Memories are preserved and delivered on DVD or other digital formats in a custom designed case. Depending on the type of memoir: starting with photo tributes and shorter video memoirs to 30 and even 60-minute documentaries; prices range from a few hundred to a few thousand dollars. Clients can also choose to have their photos printed in a beautiful hard cover coffee table book.
“Really the possibilities are endless. We can interview several family members or revisit a childhood home or homeland. We can make the memoir as big or as small as they like, but the important thing is to capture something. 
“I hear many people say, ‘Oh my story's not that interesting,' but their children are interested and they will benefit from having these stories and their wisdom and lessons learned”
Memoirs give people an opportunity to reflect on their lives and this reflection can be therapeutic. Doug wasn't a storyteller, but going through this process opened the vault and he continued to recall and retell his family history. It also allowed Doug to ensure his family knows how much he loves and respects them. In the video, he told his wife she was the love of his life and always would be while she watched off camera with tears in her eyes.
Doug's children and grandchildren pull the DVD out to watch at family gatherings and celebrations. They treasure this lasting legacy that will pass on the spirit and soul of a loved one for future generations.
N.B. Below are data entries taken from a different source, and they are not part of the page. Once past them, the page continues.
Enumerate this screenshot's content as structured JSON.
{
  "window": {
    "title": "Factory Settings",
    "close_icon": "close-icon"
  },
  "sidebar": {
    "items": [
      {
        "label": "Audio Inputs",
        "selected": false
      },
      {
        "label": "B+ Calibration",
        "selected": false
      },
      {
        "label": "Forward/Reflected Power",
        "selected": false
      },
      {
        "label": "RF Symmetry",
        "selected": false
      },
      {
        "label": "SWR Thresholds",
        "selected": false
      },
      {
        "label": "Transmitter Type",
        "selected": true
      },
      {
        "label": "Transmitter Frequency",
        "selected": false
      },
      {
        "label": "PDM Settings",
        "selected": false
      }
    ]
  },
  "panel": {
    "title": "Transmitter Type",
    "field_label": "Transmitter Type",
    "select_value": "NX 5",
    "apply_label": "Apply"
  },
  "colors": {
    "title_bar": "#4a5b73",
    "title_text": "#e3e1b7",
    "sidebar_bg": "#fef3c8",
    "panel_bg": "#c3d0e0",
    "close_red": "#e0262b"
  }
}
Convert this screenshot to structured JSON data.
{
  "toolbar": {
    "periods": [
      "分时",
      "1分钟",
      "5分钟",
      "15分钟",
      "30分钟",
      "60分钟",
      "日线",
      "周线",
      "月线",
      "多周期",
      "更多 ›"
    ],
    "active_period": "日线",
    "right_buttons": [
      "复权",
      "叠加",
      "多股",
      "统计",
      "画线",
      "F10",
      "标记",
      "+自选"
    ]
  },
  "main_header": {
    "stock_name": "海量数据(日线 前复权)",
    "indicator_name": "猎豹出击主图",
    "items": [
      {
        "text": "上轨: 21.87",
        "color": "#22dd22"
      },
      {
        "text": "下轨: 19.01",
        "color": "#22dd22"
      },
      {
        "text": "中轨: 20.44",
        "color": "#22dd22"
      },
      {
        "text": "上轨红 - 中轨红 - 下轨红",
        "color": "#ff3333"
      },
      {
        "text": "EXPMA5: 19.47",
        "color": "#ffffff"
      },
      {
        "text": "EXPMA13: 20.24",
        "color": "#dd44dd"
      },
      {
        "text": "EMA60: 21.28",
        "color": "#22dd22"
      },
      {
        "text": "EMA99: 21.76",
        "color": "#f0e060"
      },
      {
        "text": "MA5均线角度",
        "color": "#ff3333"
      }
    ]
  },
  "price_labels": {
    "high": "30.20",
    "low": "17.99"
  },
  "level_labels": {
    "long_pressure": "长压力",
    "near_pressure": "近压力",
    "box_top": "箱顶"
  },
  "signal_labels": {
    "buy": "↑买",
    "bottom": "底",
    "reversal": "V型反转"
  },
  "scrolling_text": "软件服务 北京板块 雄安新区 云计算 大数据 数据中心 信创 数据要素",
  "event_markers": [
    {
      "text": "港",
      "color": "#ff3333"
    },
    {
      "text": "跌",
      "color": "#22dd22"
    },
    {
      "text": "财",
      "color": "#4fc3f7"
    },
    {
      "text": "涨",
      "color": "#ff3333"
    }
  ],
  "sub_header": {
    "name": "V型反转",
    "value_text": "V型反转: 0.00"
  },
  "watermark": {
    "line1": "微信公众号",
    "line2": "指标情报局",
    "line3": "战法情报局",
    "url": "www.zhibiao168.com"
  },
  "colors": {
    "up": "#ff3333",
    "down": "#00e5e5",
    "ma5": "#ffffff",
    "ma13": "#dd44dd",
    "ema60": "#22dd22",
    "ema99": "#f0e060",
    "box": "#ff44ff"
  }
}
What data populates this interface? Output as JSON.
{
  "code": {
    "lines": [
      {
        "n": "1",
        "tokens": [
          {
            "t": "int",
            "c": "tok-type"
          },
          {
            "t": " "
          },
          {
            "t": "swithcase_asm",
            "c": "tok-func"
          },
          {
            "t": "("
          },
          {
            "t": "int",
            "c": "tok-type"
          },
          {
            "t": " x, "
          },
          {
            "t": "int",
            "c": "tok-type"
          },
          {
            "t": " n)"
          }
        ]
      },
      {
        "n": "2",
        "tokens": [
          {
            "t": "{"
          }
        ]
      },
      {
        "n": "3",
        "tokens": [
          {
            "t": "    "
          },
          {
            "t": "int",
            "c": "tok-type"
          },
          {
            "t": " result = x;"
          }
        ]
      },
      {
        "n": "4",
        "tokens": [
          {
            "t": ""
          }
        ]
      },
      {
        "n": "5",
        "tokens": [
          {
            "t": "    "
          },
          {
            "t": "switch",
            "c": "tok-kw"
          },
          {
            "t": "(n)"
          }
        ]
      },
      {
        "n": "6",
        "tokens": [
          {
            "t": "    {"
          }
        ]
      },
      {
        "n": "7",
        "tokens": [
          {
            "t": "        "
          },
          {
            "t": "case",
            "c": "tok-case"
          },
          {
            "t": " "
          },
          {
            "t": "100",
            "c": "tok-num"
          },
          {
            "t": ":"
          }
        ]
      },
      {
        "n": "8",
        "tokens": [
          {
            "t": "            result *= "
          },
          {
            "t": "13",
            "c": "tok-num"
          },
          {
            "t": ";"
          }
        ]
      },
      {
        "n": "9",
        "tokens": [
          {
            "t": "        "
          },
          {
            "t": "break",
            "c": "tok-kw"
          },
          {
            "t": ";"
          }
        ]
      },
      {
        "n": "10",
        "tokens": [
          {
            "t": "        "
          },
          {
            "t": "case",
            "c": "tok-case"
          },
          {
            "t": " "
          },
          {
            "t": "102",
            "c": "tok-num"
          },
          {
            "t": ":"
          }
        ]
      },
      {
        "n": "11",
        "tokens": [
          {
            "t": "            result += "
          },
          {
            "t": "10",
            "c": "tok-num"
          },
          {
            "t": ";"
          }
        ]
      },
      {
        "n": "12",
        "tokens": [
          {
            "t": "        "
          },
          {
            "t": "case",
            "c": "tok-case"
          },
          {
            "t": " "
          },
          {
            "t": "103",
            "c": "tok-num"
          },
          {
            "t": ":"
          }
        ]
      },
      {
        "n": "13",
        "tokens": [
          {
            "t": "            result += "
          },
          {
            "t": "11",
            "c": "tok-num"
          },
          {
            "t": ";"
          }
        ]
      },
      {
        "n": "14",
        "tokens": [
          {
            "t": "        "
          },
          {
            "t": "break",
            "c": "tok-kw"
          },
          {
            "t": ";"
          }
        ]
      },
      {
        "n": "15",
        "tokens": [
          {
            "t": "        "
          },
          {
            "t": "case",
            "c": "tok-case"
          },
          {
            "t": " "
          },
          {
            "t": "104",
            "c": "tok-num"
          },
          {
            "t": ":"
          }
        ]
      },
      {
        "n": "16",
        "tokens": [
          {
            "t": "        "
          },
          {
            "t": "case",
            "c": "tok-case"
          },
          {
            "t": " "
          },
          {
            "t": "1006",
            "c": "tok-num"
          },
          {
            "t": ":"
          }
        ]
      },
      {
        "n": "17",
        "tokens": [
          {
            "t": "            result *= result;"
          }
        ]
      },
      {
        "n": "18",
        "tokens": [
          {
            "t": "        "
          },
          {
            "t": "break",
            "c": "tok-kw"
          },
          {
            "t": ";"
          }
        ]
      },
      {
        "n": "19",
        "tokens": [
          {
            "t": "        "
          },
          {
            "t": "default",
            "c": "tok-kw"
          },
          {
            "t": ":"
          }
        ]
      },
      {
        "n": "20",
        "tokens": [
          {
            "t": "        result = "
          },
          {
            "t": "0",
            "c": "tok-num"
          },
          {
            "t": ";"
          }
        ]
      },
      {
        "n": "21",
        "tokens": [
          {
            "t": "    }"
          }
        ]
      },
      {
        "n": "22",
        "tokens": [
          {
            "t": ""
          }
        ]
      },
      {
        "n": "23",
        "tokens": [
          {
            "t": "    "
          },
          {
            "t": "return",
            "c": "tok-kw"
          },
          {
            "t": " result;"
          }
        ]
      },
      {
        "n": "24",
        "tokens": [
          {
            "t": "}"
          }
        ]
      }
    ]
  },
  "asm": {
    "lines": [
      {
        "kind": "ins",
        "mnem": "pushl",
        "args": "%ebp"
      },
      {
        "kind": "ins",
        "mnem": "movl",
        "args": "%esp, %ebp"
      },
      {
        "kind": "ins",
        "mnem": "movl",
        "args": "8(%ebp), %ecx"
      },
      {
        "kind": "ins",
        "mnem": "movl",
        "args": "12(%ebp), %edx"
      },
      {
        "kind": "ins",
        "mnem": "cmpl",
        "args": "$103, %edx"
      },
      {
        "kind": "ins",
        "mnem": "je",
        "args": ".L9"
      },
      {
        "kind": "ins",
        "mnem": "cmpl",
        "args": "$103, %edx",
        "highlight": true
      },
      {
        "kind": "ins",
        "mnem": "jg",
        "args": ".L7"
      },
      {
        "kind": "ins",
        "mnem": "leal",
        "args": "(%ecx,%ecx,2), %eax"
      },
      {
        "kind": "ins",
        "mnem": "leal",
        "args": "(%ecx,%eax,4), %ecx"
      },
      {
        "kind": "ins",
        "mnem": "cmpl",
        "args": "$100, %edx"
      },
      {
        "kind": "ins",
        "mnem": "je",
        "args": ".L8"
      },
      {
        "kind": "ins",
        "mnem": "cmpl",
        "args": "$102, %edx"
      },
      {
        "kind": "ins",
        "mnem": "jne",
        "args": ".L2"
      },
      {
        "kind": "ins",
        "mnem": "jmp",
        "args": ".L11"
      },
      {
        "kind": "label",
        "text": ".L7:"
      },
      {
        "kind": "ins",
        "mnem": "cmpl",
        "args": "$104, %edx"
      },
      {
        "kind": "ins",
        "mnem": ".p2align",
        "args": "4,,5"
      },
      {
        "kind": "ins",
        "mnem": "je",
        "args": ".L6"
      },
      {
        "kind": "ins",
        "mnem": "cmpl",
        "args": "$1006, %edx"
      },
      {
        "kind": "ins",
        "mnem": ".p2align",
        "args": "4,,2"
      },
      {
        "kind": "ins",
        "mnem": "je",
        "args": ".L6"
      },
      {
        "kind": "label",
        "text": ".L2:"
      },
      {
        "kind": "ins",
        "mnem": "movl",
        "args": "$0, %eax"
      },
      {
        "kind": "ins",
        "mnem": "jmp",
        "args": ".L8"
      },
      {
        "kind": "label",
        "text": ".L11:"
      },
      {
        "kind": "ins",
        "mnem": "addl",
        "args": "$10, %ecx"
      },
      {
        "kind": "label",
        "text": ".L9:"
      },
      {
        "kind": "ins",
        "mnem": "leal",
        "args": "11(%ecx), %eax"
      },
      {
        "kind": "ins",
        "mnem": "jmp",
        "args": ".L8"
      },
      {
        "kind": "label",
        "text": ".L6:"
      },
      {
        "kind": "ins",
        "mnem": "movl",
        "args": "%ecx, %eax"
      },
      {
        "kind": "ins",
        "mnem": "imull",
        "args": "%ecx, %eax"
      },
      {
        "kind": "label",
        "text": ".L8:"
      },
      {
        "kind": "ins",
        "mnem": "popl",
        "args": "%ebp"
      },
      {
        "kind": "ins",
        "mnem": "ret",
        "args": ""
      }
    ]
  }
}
Comments

Judith Banville on May 09, 2013 - 13:58

john on May 08, 2013 - 21:24

Great article that had a personal touch that was very heartfelt and true . Wish I had access to this service for my parents in the past. Memories are all we have left once those close to you are gone and to keep them in in this way for future generations is invaluable.